→ EXERCISE DESCRIPTION: The word "kind": say how many lines of the data below contain it, and give the number alone.

◇ ◇ ◇ ◇ ◇

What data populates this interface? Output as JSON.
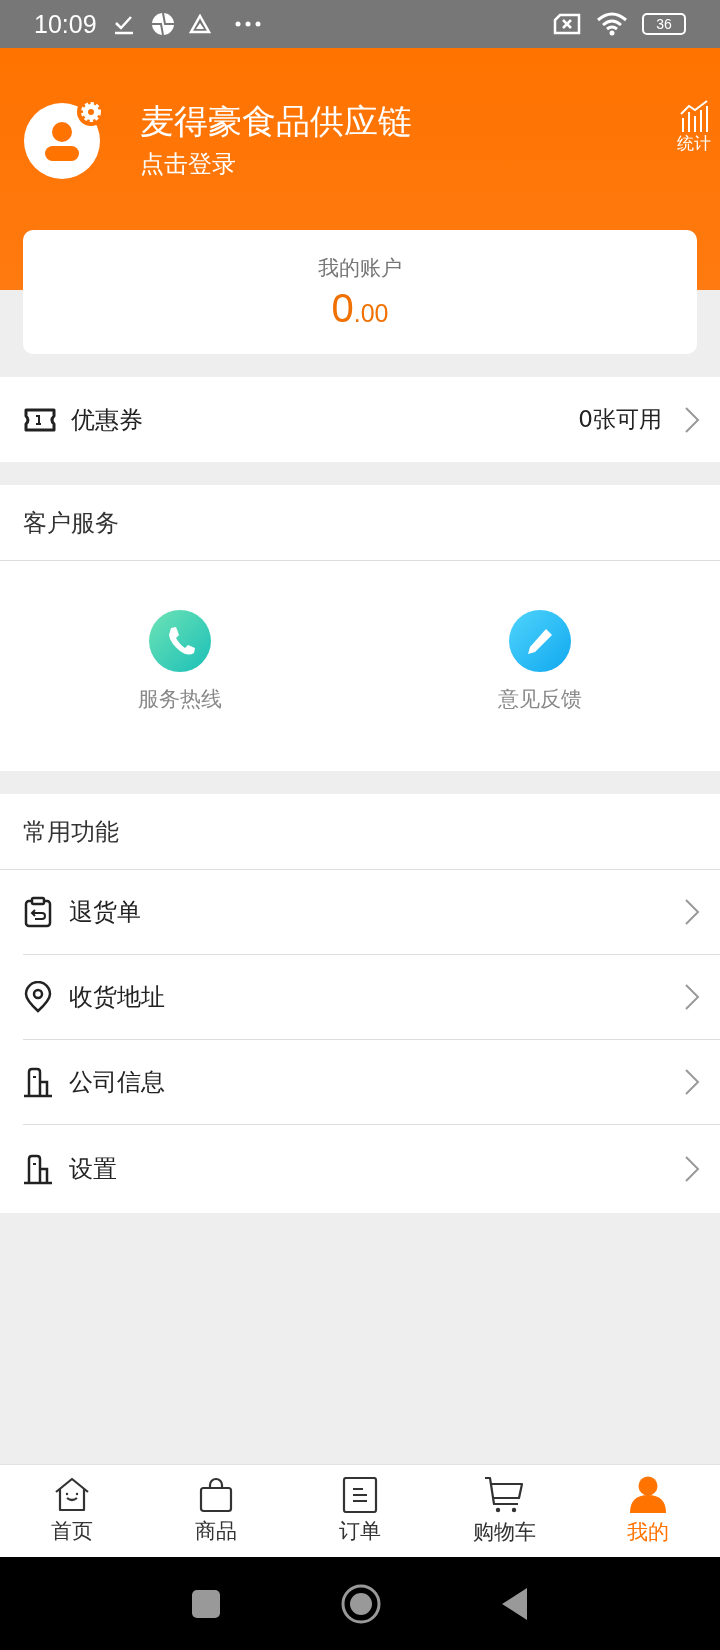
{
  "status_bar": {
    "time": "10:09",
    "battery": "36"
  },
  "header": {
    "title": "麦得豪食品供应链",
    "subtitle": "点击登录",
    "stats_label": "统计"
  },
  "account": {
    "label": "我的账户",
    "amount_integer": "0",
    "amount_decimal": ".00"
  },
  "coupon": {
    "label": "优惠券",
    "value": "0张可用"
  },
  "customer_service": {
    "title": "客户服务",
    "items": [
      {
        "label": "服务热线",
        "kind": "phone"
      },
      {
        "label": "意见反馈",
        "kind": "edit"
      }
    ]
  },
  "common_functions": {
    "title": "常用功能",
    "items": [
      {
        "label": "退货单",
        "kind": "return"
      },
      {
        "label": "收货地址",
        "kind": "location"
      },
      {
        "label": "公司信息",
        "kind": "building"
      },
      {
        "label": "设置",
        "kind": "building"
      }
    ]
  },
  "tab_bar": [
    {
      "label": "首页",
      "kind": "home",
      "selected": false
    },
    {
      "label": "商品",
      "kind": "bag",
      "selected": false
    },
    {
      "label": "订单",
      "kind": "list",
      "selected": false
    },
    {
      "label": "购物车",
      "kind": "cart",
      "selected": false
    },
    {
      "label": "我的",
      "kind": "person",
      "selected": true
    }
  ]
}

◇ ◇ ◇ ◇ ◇

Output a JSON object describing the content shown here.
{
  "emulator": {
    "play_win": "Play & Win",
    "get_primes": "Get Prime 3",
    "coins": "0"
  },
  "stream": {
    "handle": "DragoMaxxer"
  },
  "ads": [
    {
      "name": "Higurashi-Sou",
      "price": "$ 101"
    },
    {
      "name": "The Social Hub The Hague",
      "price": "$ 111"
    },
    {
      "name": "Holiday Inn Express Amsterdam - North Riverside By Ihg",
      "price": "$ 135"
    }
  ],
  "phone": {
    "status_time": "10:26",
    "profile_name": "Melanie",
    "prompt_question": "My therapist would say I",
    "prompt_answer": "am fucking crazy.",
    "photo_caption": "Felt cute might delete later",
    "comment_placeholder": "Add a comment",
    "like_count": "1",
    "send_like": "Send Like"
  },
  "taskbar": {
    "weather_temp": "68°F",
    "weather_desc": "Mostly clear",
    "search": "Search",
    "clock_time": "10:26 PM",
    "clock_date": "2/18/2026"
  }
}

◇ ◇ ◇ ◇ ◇

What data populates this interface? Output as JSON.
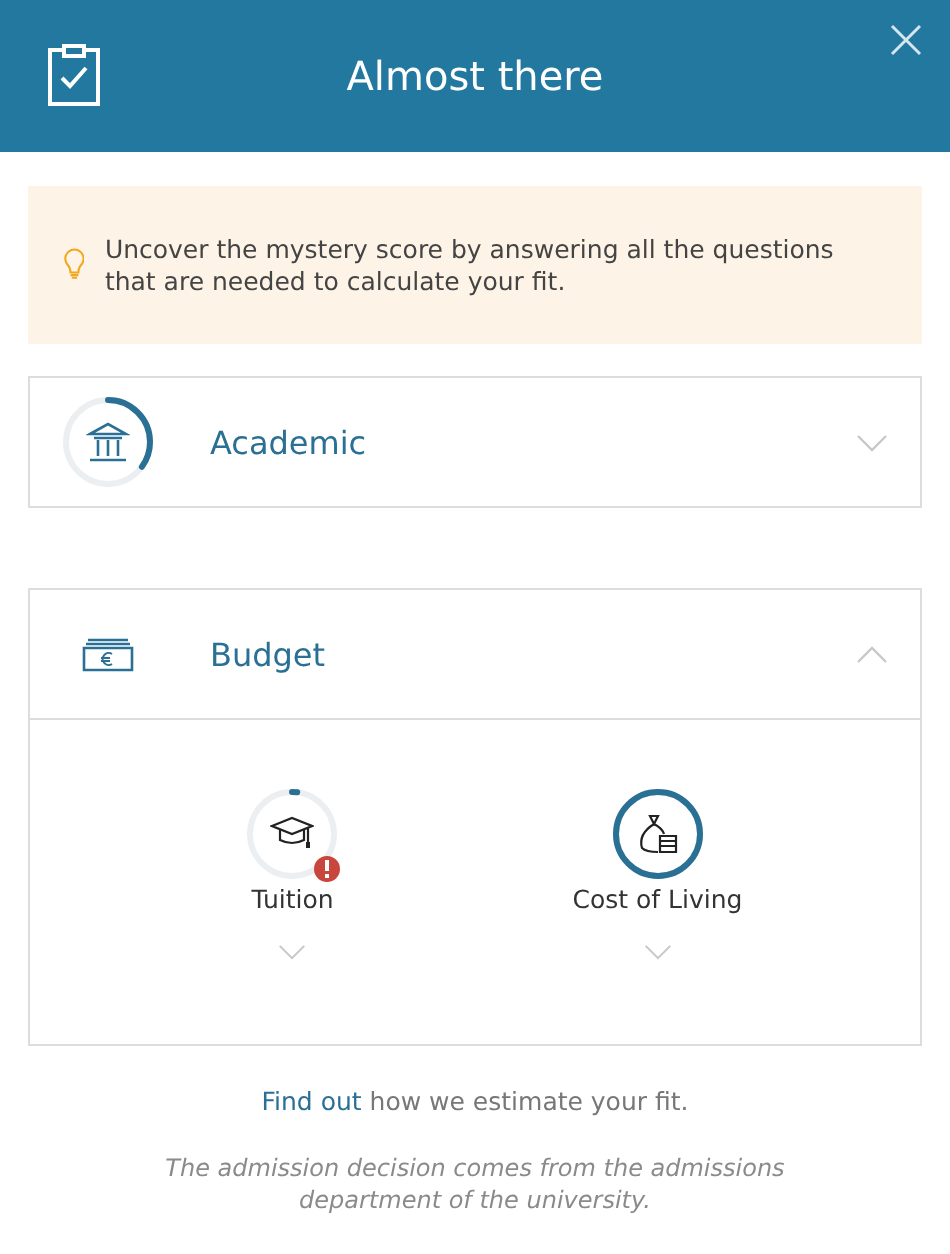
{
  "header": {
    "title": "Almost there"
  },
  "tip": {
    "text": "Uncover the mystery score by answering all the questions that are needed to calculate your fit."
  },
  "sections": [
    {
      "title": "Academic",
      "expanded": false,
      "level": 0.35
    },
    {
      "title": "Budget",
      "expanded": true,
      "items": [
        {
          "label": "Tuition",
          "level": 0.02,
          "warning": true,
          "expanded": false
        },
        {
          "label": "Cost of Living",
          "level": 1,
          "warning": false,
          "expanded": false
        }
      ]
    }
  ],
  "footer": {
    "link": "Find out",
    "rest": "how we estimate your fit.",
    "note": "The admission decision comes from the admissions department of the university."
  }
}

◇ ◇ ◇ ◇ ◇

→ RESULT FOR THIS EXERCISE: 11